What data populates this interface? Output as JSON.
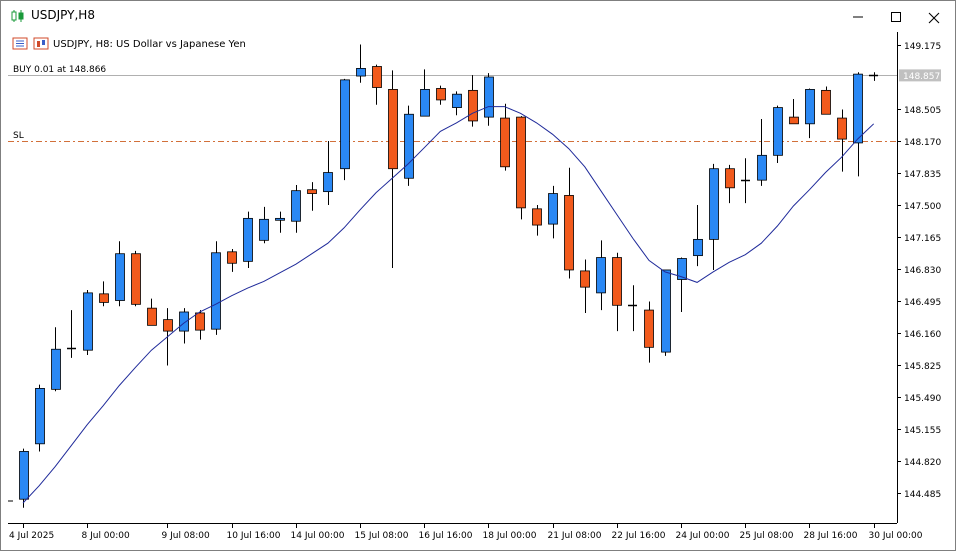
{
  "window": {
    "title": "USDJPY,H8",
    "minimize_icon": "minimize-icon",
    "maximize_icon": "maximize-icon",
    "close_icon": "close-icon"
  },
  "chart_header": {
    "symbol_info": "USDJPY, H8:  US Dollar vs Japanese Yen",
    "position_label": "BUY 0.01 at 148.866",
    "sl_label": "SL",
    "current_price_label": "148.857"
  },
  "colors": {
    "bull": "#2a88f4",
    "bear": "#f25a1c",
    "wick": "#000000",
    "ma": "#1f2a9a",
    "sl_line": "#d2703a",
    "position_line": "#b0b0b0",
    "price_tag_bg": "#c0c0c0"
  },
  "chart_data": {
    "type": "candlestick",
    "symbol": "USDJPY",
    "timeframe": "H8",
    "y_range": [
      144.2,
      149.35
    ],
    "y_ticks": [
      "149.175",
      "148.505",
      "148.170",
      "147.835",
      "147.500",
      "147.165",
      "146.830",
      "146.495",
      "146.160",
      "145.825",
      "145.490",
      "145.155",
      "144.820",
      "144.485"
    ],
    "x_tick_labels": [
      "4 Jul 2025",
      "8 Jul 00:00",
      "9 Jul 08:00",
      "10 Jul 16:00",
      "14 Jul 00:00",
      "15 Jul 08:00",
      "16 Jul 16:00",
      "18 Jul 00:00",
      "21 Jul 08:00",
      "22 Jul 16:00",
      "24 Jul 00:00",
      "25 Jul 08:00",
      "28 Jul 16:00",
      "30 Jul 00:00"
    ],
    "x_tick_candle_index": [
      0,
      4,
      9,
      13,
      17,
      21,
      25,
      29,
      33,
      37,
      41,
      45,
      49,
      53
    ],
    "position_price": 148.866,
    "stop_loss": 148.17,
    "current_price": 148.857,
    "candles": [
      {
        "o": 144.42,
        "h": 144.95,
        "l": 144.33,
        "c": 144.92
      },
      {
        "o": 145.0,
        "h": 145.62,
        "l": 144.92,
        "c": 145.58
      },
      {
        "o": 145.57,
        "h": 146.22,
        "l": 145.55,
        "c": 145.99
      },
      {
        "o": 145.99,
        "h": 146.4,
        "l": 145.9,
        "c": 146.0
      },
      {
        "o": 145.98,
        "h": 146.61,
        "l": 145.93,
        "c": 146.58
      },
      {
        "o": 146.57,
        "h": 146.7,
        "l": 146.44,
        "c": 146.48
      },
      {
        "o": 146.5,
        "h": 147.12,
        "l": 146.44,
        "c": 146.99
      },
      {
        "o": 146.99,
        "h": 147.02,
        "l": 146.44,
        "c": 146.46
      },
      {
        "o": 146.42,
        "h": 146.52,
        "l": 146.26,
        "c": 146.24
      },
      {
        "o": 146.3,
        "h": 146.42,
        "l": 145.82,
        "c": 146.18
      },
      {
        "o": 146.18,
        "h": 146.42,
        "l": 146.05,
        "c": 146.38
      },
      {
        "o": 146.37,
        "h": 146.4,
        "l": 146.09,
        "c": 146.19
      },
      {
        "o": 146.2,
        "h": 147.12,
        "l": 146.14,
        "c": 147.0
      },
      {
        "o": 147.01,
        "h": 147.04,
        "l": 146.8,
        "c": 146.89
      },
      {
        "o": 146.91,
        "h": 147.43,
        "l": 146.84,
        "c": 147.36
      },
      {
        "o": 147.13,
        "h": 147.48,
        "l": 147.1,
        "c": 147.35
      },
      {
        "o": 147.34,
        "h": 147.43,
        "l": 147.21,
        "c": 147.36
      },
      {
        "o": 147.33,
        "h": 147.71,
        "l": 147.21,
        "c": 147.65
      },
      {
        "o": 147.66,
        "h": 147.74,
        "l": 147.44,
        "c": 147.62
      },
      {
        "o": 147.64,
        "h": 148.17,
        "l": 147.5,
        "c": 147.84
      },
      {
        "o": 147.88,
        "h": 148.82,
        "l": 147.76,
        "c": 148.81
      },
      {
        "o": 148.85,
        "h": 149.18,
        "l": 148.78,
        "c": 148.93
      },
      {
        "o": 148.95,
        "h": 148.97,
        "l": 148.55,
        "c": 148.73
      },
      {
        "o": 148.71,
        "h": 148.91,
        "l": 146.84,
        "c": 147.88
      },
      {
        "o": 147.78,
        "h": 148.54,
        "l": 147.7,
        "c": 148.45
      },
      {
        "o": 148.43,
        "h": 148.92,
        "l": 148.43,
        "c": 148.71
      },
      {
        "o": 148.72,
        "h": 148.75,
        "l": 148.55,
        "c": 148.6
      },
      {
        "o": 148.52,
        "h": 148.69,
        "l": 148.44,
        "c": 148.66
      },
      {
        "o": 148.7,
        "h": 148.86,
        "l": 148.32,
        "c": 148.38
      },
      {
        "o": 148.42,
        "h": 148.88,
        "l": 148.33,
        "c": 148.84
      },
      {
        "o": 148.41,
        "h": 148.56,
        "l": 147.86,
        "c": 147.9
      },
      {
        "o": 148.42,
        "h": 148.43,
        "l": 147.35,
        "c": 147.47
      },
      {
        "o": 147.46,
        "h": 147.5,
        "l": 147.18,
        "c": 147.29
      },
      {
        "o": 147.3,
        "h": 147.7,
        "l": 147.15,
        "c": 147.62
      },
      {
        "o": 147.6,
        "h": 147.89,
        "l": 146.73,
        "c": 146.82
      },
      {
        "o": 146.81,
        "h": 146.93,
        "l": 146.37,
        "c": 146.64
      },
      {
        "o": 146.58,
        "h": 147.13,
        "l": 146.4,
        "c": 146.95
      },
      {
        "o": 146.95,
        "h": 147.0,
        "l": 146.18,
        "c": 146.45
      },
      {
        "o": 146.45,
        "h": 146.66,
        "l": 146.18,
        "c": 146.45
      },
      {
        "o": 146.4,
        "h": 146.49,
        "l": 145.85,
        "c": 146.01
      },
      {
        "o": 145.96,
        "h": 146.82,
        "l": 145.92,
        "c": 146.82
      },
      {
        "o": 146.72,
        "h": 146.95,
        "l": 146.38,
        "c": 146.94
      },
      {
        "o": 146.97,
        "h": 147.5,
        "l": 146.86,
        "c": 147.14
      },
      {
        "o": 147.14,
        "h": 147.93,
        "l": 146.82,
        "c": 147.88
      },
      {
        "o": 147.88,
        "h": 147.92,
        "l": 147.52,
        "c": 147.68
      },
      {
        "o": 147.75,
        "h": 147.99,
        "l": 147.52,
        "c": 147.76
      },
      {
        "o": 147.76,
        "h": 148.4,
        "l": 147.7,
        "c": 148.02
      },
      {
        "o": 148.02,
        "h": 148.54,
        "l": 147.94,
        "c": 148.52
      },
      {
        "o": 148.42,
        "h": 148.61,
        "l": 148.35,
        "c": 148.35
      },
      {
        "o": 148.35,
        "h": 148.72,
        "l": 148.2,
        "c": 148.71
      },
      {
        "o": 148.7,
        "h": 148.74,
        "l": 148.45,
        "c": 148.45
      },
      {
        "o": 148.41,
        "h": 148.5,
        "l": 147.85,
        "c": 148.19
      },
      {
        "o": 148.15,
        "h": 148.89,
        "l": 147.8,
        "c": 148.87
      },
      {
        "o": 148.85,
        "h": 148.89,
        "l": 148.8,
        "c": 148.86
      }
    ],
    "ma": [
      144.38,
      144.56,
      144.76,
      144.98,
      145.2,
      145.4,
      145.61,
      145.8,
      145.98,
      146.12,
      146.26,
      146.38,
      146.46,
      146.55,
      146.63,
      146.7,
      146.79,
      146.88,
      146.99,
      147.1,
      147.26,
      147.45,
      147.63,
      147.78,
      147.93,
      148.1,
      148.27,
      148.36,
      148.46,
      148.53,
      148.53,
      148.46,
      148.36,
      148.24,
      148.09,
      147.9,
      147.65,
      147.4,
      147.15,
      146.92,
      146.8,
      146.75,
      146.69,
      146.8,
      146.9,
      146.98,
      147.1,
      147.28,
      147.49,
      147.66,
      147.84,
      148.0,
      148.19,
      148.35
    ]
  }
}
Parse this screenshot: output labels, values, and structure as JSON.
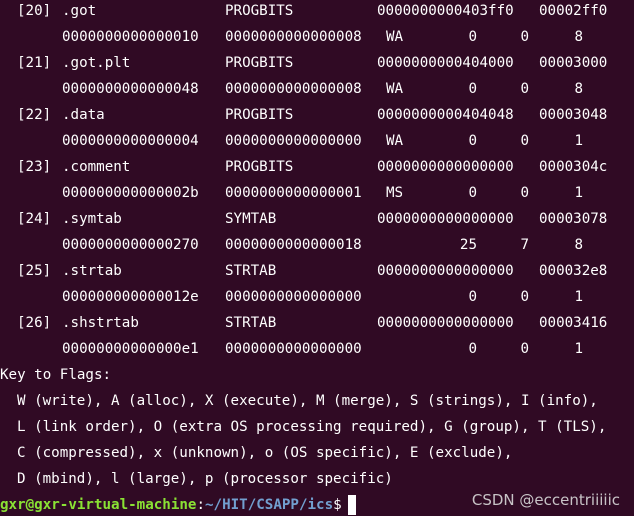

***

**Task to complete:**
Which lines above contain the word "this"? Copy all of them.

**Exercise solution:**
What data populates this interface? Output as JSON.
Parse this screenshot: output labels, values, and structure as JSON.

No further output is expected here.